By Mr. Eric Kowal (Picatinny)June 13, 2016
PRINCETON UNIVERSITY -- Researchers at Picatinny Arsenal and their counterparts at Princeton University entered into an agreement here June 6 to share information and collaborate to promote energy and environmental research and to get the most out of technology transfers for defense and industry.
To further those goals, a formal memorandum of agreement (MOA) was signed between Princeton's Andlinger Center for Energy and the Environment, Picatinny Arsenal, and the arsenal's largest tenant, the U.S. Army Armament Research, Development and Engineering Center (ARDEC).
The intent of the MOA is to establish a mutual framework for information exchange and collaboration between Picatinny and the Andlinger Center, which is part of Princeton's School of Engineering and Applied Science.
"The U.S. Army recognizes that energy and environmental sustainability are enablers for mission readiness and are critical to our national security," states the MOA.
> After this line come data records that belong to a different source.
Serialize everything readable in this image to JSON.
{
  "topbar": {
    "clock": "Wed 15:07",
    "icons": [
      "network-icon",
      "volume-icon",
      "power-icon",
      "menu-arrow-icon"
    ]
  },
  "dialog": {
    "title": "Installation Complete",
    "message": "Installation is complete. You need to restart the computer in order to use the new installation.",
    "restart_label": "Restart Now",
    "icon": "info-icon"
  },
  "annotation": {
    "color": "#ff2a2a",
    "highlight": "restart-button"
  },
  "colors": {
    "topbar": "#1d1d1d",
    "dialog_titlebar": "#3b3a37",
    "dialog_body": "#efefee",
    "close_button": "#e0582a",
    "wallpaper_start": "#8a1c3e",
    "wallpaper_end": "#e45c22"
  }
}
The MOA continues: "Military leadership is therefore committed to improving the resiliency of installations and operations through energy source diversification, water conservation, waste minimization, land resource conservation and green-house-gas reduction."
The three signatories were Pablo Debenedetti, Dean for Research at Princeton University; John F. Hedderich III, Director, ARDEC; and Brig. Gen. Patrick Burden, Senior Commander of Picatinny Arsenal.
"Obtaining dependable and renewable energy is important to Picatinny Arsenal and the Army," said Burden.
"Providing environmentally sound solutions and new capabilities aims to protect our Soldiers," the general added.
"Not only here, but our servicemembers around the world, so I think we all know how it important it is for us. We need dependable and renewable energy here at home and on the battlefields around the world.
"Moving fuel and moving water around the battlefield, this is not only about saving money but saving lives, because we know how dangerous it is when we have convoys in the field," Burden explained.
"Less convoys on the route, less risk our servicemembers are taking as they transport energy services to our troops on the battlefield."
The Andlinger Center for Energy and the Environment supports a vibrant and expanding program of research and teaching in the areas of sustainable energy development, energy efficiency, and environmental protection and remediation related to energy.
"It's easy to see why this should work out fantastically for all parties involved," said Debenedetti.
"The Army's commitment to sustainable energy and the environment aligns extremely well with the Andlinger Center's mission which is to translate fundamental knowledge into practical solutions that will enable sustainable energy production and will protect the environment from energy related anthropogenic change, climate change," Debenedetti added.
"This seems like a match made in heaven."
The Andlinger Center collects expertise from many different departments and colleges to focus on mission-oriented research and can assist the army in becoming a national model for environmental and centers and military bases, while developing innovative solutions to environmental problems of communities in the state.
"We are not just saving the lives of our current warfighters, but our children," Hedderich said.
"We are taking things that our forefathers put in the ground, polluting the environment so to say, and cleaning that up all over the world. We are taking things that would normally be discarded along the way, and making the world better for our children, and their children."
Hedderich's organization conducts energy and sustainability research for broad applications in manufacturing, materials reuse, and recycling; reducing waste, conserving water and preventing pollution.
Consisting of more than 3,600 employees and 450 buildings and laboratories, ARDEC's core competencies include energetics research, material science, manufacturing processes, virtual reality and simulation, image process and non-destructive testing.
As part of its demilitarization process, ARDEC has conducted research on converting propellants to biofuel. The "green" alternative to opening burning or open detonation is not only cheaper than incineration but does not produce greenhouse gas.
The agreement is the first step in initiating a dialogue and developing a path forward that facilitates communication, interaction and research in the areas of energy, and environmental sustainability.
The agreement includes annual on-site meetings between the parties, as well as the designation of a liaison officer for single point of contact for coordination among the Picatinny Arsenal garrison, ARDEC and the Andlinger Center.